■ Data shown ■
⟨

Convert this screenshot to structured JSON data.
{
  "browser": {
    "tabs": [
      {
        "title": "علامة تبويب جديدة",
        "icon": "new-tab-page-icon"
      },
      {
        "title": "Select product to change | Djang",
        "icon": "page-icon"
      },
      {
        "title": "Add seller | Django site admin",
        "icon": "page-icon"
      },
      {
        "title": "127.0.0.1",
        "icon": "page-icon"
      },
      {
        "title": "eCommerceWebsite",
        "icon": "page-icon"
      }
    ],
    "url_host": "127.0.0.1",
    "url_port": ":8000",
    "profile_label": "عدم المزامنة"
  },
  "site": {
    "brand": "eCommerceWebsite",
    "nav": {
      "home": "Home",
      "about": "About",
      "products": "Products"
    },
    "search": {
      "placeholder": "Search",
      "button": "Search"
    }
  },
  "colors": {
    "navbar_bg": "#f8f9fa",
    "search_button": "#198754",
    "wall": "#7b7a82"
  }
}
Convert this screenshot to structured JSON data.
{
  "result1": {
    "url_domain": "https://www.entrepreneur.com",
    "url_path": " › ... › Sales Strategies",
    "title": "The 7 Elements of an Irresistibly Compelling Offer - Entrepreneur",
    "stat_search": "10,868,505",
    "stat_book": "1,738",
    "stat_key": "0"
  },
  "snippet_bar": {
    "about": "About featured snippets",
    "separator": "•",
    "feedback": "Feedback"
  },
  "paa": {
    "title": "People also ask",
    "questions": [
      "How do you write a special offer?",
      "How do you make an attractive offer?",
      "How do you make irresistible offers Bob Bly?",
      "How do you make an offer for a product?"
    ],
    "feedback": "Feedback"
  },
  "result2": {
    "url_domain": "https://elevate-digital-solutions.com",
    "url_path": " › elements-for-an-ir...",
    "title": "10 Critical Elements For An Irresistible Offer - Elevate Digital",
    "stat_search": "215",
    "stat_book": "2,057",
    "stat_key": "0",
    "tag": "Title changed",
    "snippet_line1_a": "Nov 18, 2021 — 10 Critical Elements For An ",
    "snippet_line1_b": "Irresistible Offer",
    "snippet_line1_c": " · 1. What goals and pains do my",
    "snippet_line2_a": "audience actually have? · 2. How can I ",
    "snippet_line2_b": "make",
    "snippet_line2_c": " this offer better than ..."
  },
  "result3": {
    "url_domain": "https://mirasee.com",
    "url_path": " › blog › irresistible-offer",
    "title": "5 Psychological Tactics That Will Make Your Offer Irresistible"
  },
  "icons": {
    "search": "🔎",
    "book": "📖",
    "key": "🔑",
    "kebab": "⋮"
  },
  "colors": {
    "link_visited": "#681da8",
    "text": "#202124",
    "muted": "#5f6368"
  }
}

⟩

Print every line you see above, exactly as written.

Convert this screenshot to structured JSON data.
{
  "browser": {
    "tabs": [
      {
        "title": "علامة تبويب جديدة",
        "icon": "new-tab-page-icon"
      },
      {
        "title": "Select product to change | Djang",
        "icon": "page-icon"
      },
      {
        "title": "Add seller | Django site admin",
        "icon": "page-icon"
      },
      {
        "title": "127.0.0.1",
        "icon": "page-icon"
      },
      {
        "title": "eCommerceWebsite",
        "icon": "page-icon"
      }
    ],
    "url_host": "127.0.0.1",
    "url_port": ":8000",
    "profile_label": "عدم المزامنة"
  },
  "site": {
    "brand": "eCommerceWebsite",
    "nav": {
      "home": "Home",
      "about": "About",
      "products": "Products"
    },
    "search": {
      "placeholder": "Search",
      "button": "Search"
    }
  },
  "colors": {
    "navbar_bg": "#f8f9fa",
    "search_button": "#198754",
    "wall": "#7b7a82"
  }
}
Convert this screenshot to structured JSON data.
{
  "result1": {
    "url_domain": "https://www.entrepreneur.com",
    "url_path": " › ... › Sales Strategies",
    "title": "The 7 Elements of an Irresistibly Compelling Offer - Entrepreneur",
    "stat_search": "10,868,505",
    "stat_book": "1,738",
    "stat_key": "0"
  },
  "snippet_bar": {
    "about": "About featured snippets",
    "separator": "•",
    "feedback": "Feedback"
  },
  "paa": {
    "title": "People also ask",
    "questions": [
      "How do you write a special offer?",
      "How do you make an attractive offer?",
      "How do you make irresistible offers Bob Bly?",
      "How do you make an offer for a product?"
    ],
    "feedback": "Feedback"
  },
  "result2": {
    "url_domain": "https://elevate-digital-solutions.com",
    "url_path": " › elements-for-an-ir...",
    "title": "10 Critical Elements For An Irresistible Offer - Elevate Digital",
    "stat_search": "215",
    "stat_book": "2,057",
    "stat_key": "0",
    "tag": "Title changed",
    "snippet_line1_a": "Nov 18, 2021 — 10 Critical Elements For An ",
    "snippet_line1_b": "Irresistible Offer",
    "snippet_line1_c": " · 1. What goals and pains do my",
    "snippet_line2_a": "audience actually have? · 2. How can I ",
    "snippet_line2_b": "make",
    "snippet_line2_c": " this offer better than ..."
  },
  "result3": {
    "url_domain": "https://mirasee.com",
    "url_path": " › blog › irresistible-offer",
    "title": "5 Psychological Tactics That Will Make Your Offer Irresistible"
  },
  "icons": {
    "search": "🔎",
    "book": "📖",
    "key": "🔑",
    "kebab": "⋮"
  },
  "colors": {
    "link_visited": "#681da8",
    "text": "#202124",
    "muted": "#5f6368"
  }
}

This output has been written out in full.